Our friends at Revitalization Partners help companies make better decisions about business operations. This blog from their newsletter focuses on the burgeoning possibility that subprime debt-buying operations are leading us into another economic crises. At Juniper Capital, we are committed to sharing business advice that helps you maintain business success. We’re not focused on “the sky is falling!” As alternative lenders in Seattle, we specialize in real estate investments with private money loans in Washington, Oregon, and Idaho. Share your thoughts on this blog, so we can continue to provide you with quality information for operating your business in the Pacific Northwest:

Revitalization Partners has written several articles related to the movement of payday loan financing to the business market. We’ve discovered that some of our potential clients, prior to talking with us, have financed and refinanced loans in the consumer payday loan segment, increasing the loan amounts each time until even subprime lenders are ready to stop lending and foreclose on the loans. Because these loans have been so easy to get, it isn’t until the very end that borrowers ask for help… and then it’s too late.

For those who watch John Oliver’s show on HBO, there is a growing problem in the consumer industry. Used car dealers have developed a subprime business that has become “buy here, pay here.” These dealers, with no real credit approval criteria, basically arrange for anyone to get a car loan, but when all the fees and interest rates are finally calculated, the real interest rates approach 15 to 41%.

Oliver’s show recently explored how these short-lived solutions are the makings of a real sequel to The Big Short. These dealer/lender hybrids get people into cars at about the same rate they repossess those same cars. At the rate these subprime lenders reclaim cars for nonpayment, they’re essentially renting these cars, not selling them. The sky-high rates and fees, along with the inflated payments, are impossible for most borrows to keep up with.

Many people are defaulting on these loans, which is exciting for those in the subprime debt buying business, but it raises the real specter of another subprime mortgage crisis, like the one that led to the latest recession, billion-dollar bank bailouts, etc. But even if the bubble does burst, the subprime auto loan bubble isn’t likely to have the same effect as the housing industry did on the economy.

The real issue is subprime lending. As the Consumer Protection Committee clamped down on payday loans, subprime lenders simply moved their markets, so their new borrowers range from business owners to subprime auto borrowers.

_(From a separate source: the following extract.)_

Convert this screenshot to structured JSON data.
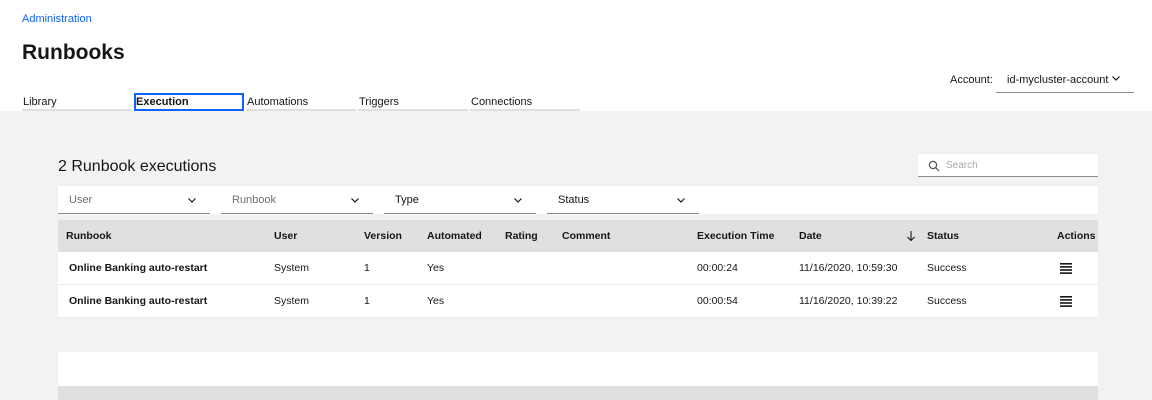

A small company in Missouri borrows hundreds of millions of dollars from one of the biggest names in Wall Street finance. The debt is rated subprime and the loans carry few, if any, of the standard protections seen in ordinary debt, making them particularly risky. Yet, investors clamor to buy pieces of the loans which pay annual interest of at least 8.75% to the investors. Demand is so strong that some buyers have to settle for less than they wanted. Companies like this are the belles of the ball this year. Wall Street and private equity firms, hedge funds, and other less transparent sources of capital are frustrated by low returns on other forms of debt and are turning to riskier forms with higher returns from smaller companies. The result, weaker credit is traveling down to smaller companies that would not ordinarily have this kind of leverage.

This subprime lending boom underscores a major change in financing practices since 2008. Banks have become increasing regulated and so private equity and investment funds slice up the loans and pool them for sale to other investors. These shadow lenders make up as much as 60% of new small company loans. These loans are not at all relationship based. Any potential default or delay in making payments is likely to have an impact on the loan. It is important to understand both the impact of acquiring the loan and the impact of issues with serving the loan. Yes, the interest rate is high, but before signing you name on the loan document, consider losing your business, and all of your personal assets as well.

If the loan won’t wait a day or two for reasonable vetting from your advisor, it is probably a loan that the lender expects to go bad… or maybe you just get the thrill of starting over.

Revitalization Partners is a Pacific Northwest business advisory and restructuring management firm with a track record of achieving the best possible outcomes for clients. They specialize in improving the operational and financial results of companies and providing hands-on expertise in virtually every circumstance, with a focus on small and mid-market organizations. Whether you require interim management, a business assessment, re-engineering, or receivership/bankruptcy support, contact Revitalization Partners for efficient, effective resolutions with the highest possible returns.

Revitalization Partners… when a company is worth saving.